Arctic Geo-economy

In the past few years we have witnessed a set of changes in the planet’s climate, with a particular emphasis in the Arctic region. The increase in average temperatures unleashed the destruction of a significant part of the Permafrost [1] and significantly changed the geography and economy of the region. 

Regarding the natural resources, this temperature increase has allowed the enlargement of fishing areas, creation of new extraction areas for resources such as oil, gas, diamonds and other highly valued assets. When it comes to commercial transactions, the opening of new air, sea and land routes has given its contribute to the increase of transportation, tourism, harbor activities and tertiary sector activities in general. Its impact is also visible in the advent of the need of security and defense structures, as well as search and rescue means. 

The main challenge is to assess whether the profit that is generated by these activities is being used to improve the lives of local populations, or if they will be used to enrich external entities and further destabilize the region. 

Some threats are already a reality. For instance, the younger members of the native tribes are abandoning the classic behavior and taking on new tastes and attitudes that are not understood amidst their communities. Another concerning situation was the very serious oil spill on Prince William Sound’s region, in Alaska, in March 1989, which triggered one of the greatest environmental disasters caused by human intervention. 

In this context, the Arctic Economic Council (AEC) emerged with the aim of facilitating economic development in a sustained and responsible way.
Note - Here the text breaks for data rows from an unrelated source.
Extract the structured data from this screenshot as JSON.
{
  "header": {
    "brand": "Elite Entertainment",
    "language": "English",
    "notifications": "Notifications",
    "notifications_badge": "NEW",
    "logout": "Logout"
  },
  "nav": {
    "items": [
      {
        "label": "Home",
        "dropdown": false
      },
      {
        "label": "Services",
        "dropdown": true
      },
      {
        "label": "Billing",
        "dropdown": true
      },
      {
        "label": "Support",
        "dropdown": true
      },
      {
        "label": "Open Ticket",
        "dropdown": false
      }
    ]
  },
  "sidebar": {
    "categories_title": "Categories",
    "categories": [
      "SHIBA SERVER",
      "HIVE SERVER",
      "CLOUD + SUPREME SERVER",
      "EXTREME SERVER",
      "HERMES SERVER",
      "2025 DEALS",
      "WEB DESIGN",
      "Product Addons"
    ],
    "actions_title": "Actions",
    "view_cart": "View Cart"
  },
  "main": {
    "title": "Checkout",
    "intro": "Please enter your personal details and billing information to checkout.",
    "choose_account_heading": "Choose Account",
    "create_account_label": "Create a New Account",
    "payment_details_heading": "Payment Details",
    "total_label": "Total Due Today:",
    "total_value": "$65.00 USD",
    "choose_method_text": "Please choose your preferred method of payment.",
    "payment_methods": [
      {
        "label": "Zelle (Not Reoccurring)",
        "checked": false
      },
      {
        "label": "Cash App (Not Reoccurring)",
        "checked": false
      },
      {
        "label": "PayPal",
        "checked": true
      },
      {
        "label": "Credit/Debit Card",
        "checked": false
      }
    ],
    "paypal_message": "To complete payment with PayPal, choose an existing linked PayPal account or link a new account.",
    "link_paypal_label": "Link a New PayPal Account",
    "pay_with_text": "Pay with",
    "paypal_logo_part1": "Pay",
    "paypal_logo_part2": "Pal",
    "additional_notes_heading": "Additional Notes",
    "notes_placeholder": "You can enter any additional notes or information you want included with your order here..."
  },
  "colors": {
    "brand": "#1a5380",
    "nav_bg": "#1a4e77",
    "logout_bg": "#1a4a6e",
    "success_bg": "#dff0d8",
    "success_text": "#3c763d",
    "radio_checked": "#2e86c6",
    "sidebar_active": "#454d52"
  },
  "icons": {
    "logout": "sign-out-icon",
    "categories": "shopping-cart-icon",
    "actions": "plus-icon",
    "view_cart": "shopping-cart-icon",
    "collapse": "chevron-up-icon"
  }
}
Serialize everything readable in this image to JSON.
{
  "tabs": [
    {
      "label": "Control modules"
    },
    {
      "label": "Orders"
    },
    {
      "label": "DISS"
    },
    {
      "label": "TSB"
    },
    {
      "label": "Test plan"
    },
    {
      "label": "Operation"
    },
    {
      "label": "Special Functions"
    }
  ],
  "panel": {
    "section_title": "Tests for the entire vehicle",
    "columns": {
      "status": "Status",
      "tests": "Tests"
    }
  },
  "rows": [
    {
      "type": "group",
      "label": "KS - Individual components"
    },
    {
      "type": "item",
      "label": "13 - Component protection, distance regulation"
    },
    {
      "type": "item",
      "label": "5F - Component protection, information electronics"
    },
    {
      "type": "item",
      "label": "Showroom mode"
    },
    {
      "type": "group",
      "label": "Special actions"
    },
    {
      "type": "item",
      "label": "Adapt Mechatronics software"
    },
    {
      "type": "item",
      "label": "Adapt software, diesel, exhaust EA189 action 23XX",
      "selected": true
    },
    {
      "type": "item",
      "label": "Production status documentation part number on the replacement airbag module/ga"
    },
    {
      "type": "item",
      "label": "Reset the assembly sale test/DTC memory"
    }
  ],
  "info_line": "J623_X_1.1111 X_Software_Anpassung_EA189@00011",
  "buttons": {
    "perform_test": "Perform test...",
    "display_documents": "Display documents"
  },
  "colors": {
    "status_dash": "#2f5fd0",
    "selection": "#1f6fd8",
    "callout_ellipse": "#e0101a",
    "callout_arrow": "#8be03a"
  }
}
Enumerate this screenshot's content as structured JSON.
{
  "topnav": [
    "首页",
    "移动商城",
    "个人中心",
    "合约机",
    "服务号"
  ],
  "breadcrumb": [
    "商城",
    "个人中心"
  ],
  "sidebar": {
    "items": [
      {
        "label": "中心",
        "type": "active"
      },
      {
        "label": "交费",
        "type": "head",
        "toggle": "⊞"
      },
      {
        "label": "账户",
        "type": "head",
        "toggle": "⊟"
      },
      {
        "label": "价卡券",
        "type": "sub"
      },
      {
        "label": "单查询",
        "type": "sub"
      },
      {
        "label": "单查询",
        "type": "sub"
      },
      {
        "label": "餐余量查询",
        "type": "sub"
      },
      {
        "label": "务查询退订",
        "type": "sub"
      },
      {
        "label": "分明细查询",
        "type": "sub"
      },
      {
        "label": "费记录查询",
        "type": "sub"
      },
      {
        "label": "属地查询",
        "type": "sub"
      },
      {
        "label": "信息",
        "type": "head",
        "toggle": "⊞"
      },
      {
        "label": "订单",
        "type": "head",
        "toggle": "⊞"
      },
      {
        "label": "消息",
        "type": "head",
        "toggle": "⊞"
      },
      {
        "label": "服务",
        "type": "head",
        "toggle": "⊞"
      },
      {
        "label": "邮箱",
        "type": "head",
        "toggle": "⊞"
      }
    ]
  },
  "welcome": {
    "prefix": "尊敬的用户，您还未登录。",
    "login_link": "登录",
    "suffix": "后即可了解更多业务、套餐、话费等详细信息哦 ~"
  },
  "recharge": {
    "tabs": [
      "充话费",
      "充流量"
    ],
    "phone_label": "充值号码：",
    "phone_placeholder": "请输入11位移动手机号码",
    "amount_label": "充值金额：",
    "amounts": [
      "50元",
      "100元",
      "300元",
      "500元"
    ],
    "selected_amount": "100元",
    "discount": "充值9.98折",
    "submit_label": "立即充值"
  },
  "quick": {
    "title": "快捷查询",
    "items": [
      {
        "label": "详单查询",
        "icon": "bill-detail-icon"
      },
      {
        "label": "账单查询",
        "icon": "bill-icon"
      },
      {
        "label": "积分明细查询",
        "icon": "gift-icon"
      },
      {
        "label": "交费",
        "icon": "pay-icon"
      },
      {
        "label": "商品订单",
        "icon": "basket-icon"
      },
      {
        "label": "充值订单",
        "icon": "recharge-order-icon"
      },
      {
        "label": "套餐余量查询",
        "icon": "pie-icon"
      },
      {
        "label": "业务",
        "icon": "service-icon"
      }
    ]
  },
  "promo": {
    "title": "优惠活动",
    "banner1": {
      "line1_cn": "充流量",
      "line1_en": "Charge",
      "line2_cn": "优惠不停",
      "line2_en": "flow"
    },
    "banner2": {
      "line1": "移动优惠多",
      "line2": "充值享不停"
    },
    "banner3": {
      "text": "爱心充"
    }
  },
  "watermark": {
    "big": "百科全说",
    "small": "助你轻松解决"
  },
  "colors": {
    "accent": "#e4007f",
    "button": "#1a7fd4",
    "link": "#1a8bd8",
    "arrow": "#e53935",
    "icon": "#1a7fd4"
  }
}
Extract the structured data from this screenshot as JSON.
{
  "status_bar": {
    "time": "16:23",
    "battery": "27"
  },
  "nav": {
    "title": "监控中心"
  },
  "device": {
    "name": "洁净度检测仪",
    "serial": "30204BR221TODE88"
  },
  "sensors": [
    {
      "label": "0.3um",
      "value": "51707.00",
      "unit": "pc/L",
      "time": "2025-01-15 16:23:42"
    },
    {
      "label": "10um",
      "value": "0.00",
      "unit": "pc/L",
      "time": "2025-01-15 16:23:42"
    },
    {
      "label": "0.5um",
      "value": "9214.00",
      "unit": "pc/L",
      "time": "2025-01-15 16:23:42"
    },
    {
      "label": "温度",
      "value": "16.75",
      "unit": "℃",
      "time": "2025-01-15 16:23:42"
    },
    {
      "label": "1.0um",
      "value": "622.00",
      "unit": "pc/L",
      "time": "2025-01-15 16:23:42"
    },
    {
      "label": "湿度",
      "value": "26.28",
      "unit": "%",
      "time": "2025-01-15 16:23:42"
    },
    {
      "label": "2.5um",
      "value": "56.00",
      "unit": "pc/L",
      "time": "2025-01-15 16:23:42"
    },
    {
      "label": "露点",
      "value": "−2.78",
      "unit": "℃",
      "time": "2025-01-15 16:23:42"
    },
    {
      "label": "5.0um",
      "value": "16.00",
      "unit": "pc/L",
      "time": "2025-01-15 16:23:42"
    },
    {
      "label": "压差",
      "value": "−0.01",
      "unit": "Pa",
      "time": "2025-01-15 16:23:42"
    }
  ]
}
In spite of being an organism for consultation and opinion, it plays an important role due to the diversity and origins of its members. The AEC is constituted by representatives of the States and economic Organizations of all the countries of the region [2]; it defends that, in order to be efficient and effective, economic activities must take into account the unique challenges and characteristics of the Arctic region. 

[1] Permafrost – ‘Permanent Frost’. In Geology, it corresponds to ground (including rock or (cryotic) soil) at or below the freezing point of water [0ºC (32ºF)] for two or more years. 

[2] A list of the AEC member can be found at

Author: Mário Pontes